Date: December 19, 2006
Creator: Graf, J.; Gweon, G.-H.; McElroy, K.; Zhou, S.Y.; Jozwiak, C.; Rotenberg, E. et al.
Partner: UNT Libraries Government Documents Department

Nanoscale chemical and mechanical characterization of thin films:sum frequency generation (SFG) vibrational spectroscopy at buriedinterfaces

Description: Sum frequency generation (SFG) surface vibrational spectroscopy was used to characterize interfaces pertinent to current surface engineering applications, such as thin film polymers and novel catalysts. An array of advanced surface science techniques like scanning probe microscopy (SPM), x-ray photoelectron spectroscopy (XPS), gas chromatography (GC) and electron microscopy were used to obtain experimental measurements complementary to SFG data elucidating polymer and catalyst surface composition, surface structure, and surface mechanical behavior. Experiments reported in this dissertation concentrate on three fundamental questions: (1) How does the interfacial molecular structure differ from that of the bulk in real world applications? (2) How do differences in chemical environment affect interface composition or conformation? (3) How do these changes correlate to properties such as mechanical or catalytic performance? The density, surface energy and bonding at a solid interface dramatically alter the polymer configuration, physics and mechanical properties such as surface glass transition, adhesion and hardness. The enhanced sensitivity of SFG at the buried interface is applied to three systems: a series of acrylates under compression, the compositions and segregation behavior of binary polymer polyolefin blends, and the changes in surface structure of a hydrogel as a function of hydration. In addition, a catalytically active thin film of polymer coated nanoparticles is investigated to evaluate the efficacy of SFG to provide in situ information for catalytic reactions involving small mass adsorption and/or product development. Through the use of SFG, in situ total internal reflection (TIR) was used to increase the sensitivity of SFG and provide the necessary specificity to investigate interfaces of thin polymer films and nanostructures previously considered unfeasible. The dynamic nature of thin film surfaces is examined and it is found that the non-equilibrium states contribute to practical applications of acrylates, blends and hydrogels. Lastly, nanoparticle surfaces and the catalytic activity and selectivity of ...

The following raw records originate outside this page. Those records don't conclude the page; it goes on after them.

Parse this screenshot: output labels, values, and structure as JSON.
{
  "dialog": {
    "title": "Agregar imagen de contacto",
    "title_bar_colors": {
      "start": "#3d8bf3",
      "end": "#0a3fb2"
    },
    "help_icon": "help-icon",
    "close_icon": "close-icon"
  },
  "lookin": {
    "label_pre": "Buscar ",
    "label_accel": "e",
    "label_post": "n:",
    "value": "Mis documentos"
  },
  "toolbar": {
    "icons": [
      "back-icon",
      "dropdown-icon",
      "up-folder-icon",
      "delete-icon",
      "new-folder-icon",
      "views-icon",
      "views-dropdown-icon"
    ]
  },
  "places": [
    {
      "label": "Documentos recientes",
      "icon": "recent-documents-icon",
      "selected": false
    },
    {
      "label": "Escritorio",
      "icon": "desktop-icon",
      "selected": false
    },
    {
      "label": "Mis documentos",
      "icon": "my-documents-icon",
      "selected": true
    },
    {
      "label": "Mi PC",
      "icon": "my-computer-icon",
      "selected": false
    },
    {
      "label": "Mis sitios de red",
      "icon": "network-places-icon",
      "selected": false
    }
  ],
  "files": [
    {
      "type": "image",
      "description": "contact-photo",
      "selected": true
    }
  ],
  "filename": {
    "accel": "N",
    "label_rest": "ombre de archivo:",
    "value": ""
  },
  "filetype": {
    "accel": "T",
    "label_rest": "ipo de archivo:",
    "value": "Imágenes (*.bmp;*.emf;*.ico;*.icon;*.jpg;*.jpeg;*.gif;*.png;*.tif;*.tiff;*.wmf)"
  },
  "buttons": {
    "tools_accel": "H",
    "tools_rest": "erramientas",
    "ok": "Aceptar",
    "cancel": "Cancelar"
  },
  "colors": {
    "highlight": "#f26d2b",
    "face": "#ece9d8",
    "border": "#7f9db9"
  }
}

Date: May 19, 2006
Creator: Kweskin, S.J.
Partner: UNT Libraries Government Documents Department